[App and web page records]
※
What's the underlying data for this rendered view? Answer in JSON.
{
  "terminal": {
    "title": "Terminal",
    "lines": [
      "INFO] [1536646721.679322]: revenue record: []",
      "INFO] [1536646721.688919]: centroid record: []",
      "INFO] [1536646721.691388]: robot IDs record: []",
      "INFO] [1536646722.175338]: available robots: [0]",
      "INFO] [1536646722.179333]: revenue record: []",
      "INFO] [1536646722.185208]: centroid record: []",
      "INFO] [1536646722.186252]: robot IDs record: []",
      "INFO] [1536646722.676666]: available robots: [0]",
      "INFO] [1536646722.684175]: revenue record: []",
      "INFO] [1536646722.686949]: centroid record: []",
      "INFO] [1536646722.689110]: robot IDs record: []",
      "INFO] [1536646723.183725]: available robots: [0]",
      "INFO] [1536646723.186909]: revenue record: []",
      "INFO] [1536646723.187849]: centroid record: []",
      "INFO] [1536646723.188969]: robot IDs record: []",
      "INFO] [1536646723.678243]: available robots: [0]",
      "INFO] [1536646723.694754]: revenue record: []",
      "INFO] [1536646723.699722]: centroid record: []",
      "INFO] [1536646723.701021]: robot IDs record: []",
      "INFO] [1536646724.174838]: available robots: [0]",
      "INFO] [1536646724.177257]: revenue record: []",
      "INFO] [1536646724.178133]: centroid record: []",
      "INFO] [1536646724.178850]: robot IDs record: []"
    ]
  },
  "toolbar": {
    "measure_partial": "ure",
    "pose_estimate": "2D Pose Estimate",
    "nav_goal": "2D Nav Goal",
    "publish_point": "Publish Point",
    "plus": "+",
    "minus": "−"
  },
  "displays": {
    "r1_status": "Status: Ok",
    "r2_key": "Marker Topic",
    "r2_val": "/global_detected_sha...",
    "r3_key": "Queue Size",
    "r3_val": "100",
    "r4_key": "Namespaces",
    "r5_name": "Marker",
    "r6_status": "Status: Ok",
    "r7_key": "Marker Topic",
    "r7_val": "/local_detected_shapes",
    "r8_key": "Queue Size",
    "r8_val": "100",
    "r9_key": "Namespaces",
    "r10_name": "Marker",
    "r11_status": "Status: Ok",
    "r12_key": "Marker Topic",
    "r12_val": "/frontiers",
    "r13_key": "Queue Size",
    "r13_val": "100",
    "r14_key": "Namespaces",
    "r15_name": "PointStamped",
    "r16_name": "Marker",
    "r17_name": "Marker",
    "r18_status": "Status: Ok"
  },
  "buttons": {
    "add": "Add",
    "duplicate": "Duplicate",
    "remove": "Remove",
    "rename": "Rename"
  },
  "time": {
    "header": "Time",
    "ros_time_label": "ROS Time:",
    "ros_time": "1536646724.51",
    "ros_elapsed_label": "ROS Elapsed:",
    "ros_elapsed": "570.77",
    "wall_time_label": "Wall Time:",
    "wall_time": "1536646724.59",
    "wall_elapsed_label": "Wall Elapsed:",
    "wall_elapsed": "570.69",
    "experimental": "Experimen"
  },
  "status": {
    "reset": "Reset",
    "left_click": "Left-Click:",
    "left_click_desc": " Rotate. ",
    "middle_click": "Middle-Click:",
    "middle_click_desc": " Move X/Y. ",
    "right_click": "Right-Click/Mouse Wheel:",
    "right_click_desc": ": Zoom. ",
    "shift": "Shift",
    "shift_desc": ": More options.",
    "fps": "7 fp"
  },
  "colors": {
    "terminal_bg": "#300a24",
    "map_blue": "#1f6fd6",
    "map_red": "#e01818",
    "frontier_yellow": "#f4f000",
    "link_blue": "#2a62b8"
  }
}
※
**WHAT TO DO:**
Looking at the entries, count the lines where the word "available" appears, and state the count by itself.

**RESPONSE:**
5